Task description
Records follow. Select each line holding "text".

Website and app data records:
________________________

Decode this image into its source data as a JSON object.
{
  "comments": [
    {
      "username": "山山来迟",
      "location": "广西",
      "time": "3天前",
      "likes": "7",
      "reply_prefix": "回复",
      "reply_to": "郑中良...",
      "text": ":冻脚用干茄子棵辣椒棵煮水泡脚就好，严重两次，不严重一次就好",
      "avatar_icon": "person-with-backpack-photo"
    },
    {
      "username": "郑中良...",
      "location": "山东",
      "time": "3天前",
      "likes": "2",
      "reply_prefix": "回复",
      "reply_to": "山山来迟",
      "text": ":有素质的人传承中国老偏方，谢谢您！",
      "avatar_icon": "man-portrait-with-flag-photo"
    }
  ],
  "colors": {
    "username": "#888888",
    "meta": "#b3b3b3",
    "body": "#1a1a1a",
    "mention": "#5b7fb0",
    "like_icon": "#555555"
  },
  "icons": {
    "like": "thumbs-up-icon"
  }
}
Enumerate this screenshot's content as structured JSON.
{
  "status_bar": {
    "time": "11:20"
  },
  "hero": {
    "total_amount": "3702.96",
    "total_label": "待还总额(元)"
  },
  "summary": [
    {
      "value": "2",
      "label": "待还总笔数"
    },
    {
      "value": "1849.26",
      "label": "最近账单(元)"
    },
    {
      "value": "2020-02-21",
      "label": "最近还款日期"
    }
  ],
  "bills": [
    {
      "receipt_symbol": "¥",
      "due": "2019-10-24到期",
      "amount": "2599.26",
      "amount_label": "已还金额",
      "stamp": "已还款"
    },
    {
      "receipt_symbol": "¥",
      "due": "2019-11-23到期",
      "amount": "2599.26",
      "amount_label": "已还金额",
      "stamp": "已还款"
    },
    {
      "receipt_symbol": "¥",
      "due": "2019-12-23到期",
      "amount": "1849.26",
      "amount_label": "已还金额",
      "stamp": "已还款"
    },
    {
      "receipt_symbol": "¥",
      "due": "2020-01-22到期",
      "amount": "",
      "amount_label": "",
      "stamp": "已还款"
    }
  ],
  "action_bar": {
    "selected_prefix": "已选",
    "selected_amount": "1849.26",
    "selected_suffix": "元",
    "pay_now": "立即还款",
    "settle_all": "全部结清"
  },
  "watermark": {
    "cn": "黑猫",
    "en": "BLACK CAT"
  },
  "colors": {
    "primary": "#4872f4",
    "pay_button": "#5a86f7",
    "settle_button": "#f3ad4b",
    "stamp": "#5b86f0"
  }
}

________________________

Reply to the task
      "text": ":冻脚用干茄子棵辣椒棵煮水泡脚就好，严重两次，不严重一次就好",
      "text": ":有素质的人传承中国老偏方，谢谢您！",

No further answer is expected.